You should also schedule any prescription or over-the-counter medications that you or your family may need 72 hours.
You may also want to read a book about general first aid and a book on emergency care. Depending on the emergency, you may experience broken legs and other extreme injuries.
Bring important papers with you. Some of the things you should copy and keep in your emergency kit include:
- Insurance Cards
- Birth Certificates
- Title Deeds
- Account Statements
Place all these important papers in a watertight container and place they in your emergency pack.
If you wear glasses or contact lenses, make sure you bring extra accessories and accessories (contact solution, glasses repair kit, etc.) in your emergency kit. Women should also pack all the female supplies they may need.
Basic Emergency Essentials
There are many other things you should have in your emergency kit. What exactly do you include depends on your situation, but here are a few basics to get you started:
- Handwheel (or Battery Operated) Radio
- Flashlight (which with LED bulbs lasts much longer)
- Batteries for battery-powered items (such as the radio and flashlight)
- Tools that ask you for help – a whistle and some torches can be helpful
- A small tool kit

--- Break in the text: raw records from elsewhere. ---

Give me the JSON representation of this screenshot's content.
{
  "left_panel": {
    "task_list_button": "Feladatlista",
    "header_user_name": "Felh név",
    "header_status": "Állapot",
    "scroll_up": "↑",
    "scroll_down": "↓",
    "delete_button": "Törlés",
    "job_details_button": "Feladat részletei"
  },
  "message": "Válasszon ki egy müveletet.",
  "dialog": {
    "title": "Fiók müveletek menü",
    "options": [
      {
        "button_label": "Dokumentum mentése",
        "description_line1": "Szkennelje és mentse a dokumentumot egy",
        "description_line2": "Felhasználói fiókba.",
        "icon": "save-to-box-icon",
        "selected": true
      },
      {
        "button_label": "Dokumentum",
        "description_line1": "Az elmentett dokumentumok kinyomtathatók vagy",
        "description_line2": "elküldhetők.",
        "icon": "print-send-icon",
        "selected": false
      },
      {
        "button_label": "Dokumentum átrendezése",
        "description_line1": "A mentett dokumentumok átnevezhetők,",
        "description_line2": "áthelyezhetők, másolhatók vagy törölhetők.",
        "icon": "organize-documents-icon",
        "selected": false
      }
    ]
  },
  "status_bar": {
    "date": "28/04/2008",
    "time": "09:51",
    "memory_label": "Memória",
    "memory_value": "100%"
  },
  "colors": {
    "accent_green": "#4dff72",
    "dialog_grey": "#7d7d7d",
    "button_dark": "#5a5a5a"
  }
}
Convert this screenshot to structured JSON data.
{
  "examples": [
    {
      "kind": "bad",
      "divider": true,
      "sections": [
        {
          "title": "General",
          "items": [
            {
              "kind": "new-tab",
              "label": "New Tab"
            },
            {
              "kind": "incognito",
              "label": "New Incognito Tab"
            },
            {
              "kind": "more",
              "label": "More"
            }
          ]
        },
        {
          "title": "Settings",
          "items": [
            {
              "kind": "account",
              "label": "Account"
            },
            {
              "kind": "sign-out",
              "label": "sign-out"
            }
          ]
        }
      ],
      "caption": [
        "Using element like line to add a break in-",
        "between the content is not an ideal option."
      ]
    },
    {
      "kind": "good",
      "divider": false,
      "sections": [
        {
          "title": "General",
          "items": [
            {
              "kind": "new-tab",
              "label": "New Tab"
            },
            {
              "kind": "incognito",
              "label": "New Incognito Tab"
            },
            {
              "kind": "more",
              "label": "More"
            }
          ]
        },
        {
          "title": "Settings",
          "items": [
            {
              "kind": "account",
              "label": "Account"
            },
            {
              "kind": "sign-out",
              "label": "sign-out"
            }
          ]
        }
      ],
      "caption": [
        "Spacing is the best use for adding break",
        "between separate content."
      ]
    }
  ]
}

- Cards of your environment
- Waste bags and tape (19659036) this is useful for protection against contamination and for the control of waste)
- Hygiene articles such as wipes and toilet paper (biodegradable, please)
- Mobile phone with backup battery and portable chargers (preferably solar powered chargers)
- A small, portable fire extinguisher
For Comfort and Comfort
You should also pack a few things with your 72-hour kit to get some exercise spending time traveling cozy. Not only do they make you feel at home, they also help you survive.
A sleeping bag for each person and a warm blanket to help anyone avoid hypothermia. Clothing and some hiking boots add comfort and protection. A tent can also be useful.
Keep track of events with paper and pencils.
Service your 72-hour emergency equipment.
] Store your backpacks in a cool, dry place. This helps to keep the food safe. Check the expiration dates regularly and change the food if necessary. Food should be stored in airtight containers and then stored in something that can keep out rodents, such as a storage box.
If the size of your group or family changes, you may need to increase or decrease the contents of your kit.
Tips for staying prepared
Nobody knows where he is when an emergency occurs. You should prepare and keep emergency kits in different areas.
At home, make sure your entire family knows where the emergency kit is stored. You can not be there when something happens. This is the place where your most-supplied kit is located.
Keep a 24-hour kit in your workplace. You can get stuck there during an emergency. Keep prescriptions, some non-perishable foods (such as cereal bars) and a gallon of water next to or in your desk. If you wear high heels or fancy, uncomfortable shoes to work with, you should bring along a pair of hiking boots with your set.
You should also have an emergency kit in your car. Getting stranded in a broken vehicle is no fun and you could spend hours there. A small set of additional clothing sets, first aid kit, car repair, blanket, snacks and water make life easier. With all these kits installed, you can enjoy the peace of mind that comes with the preparation.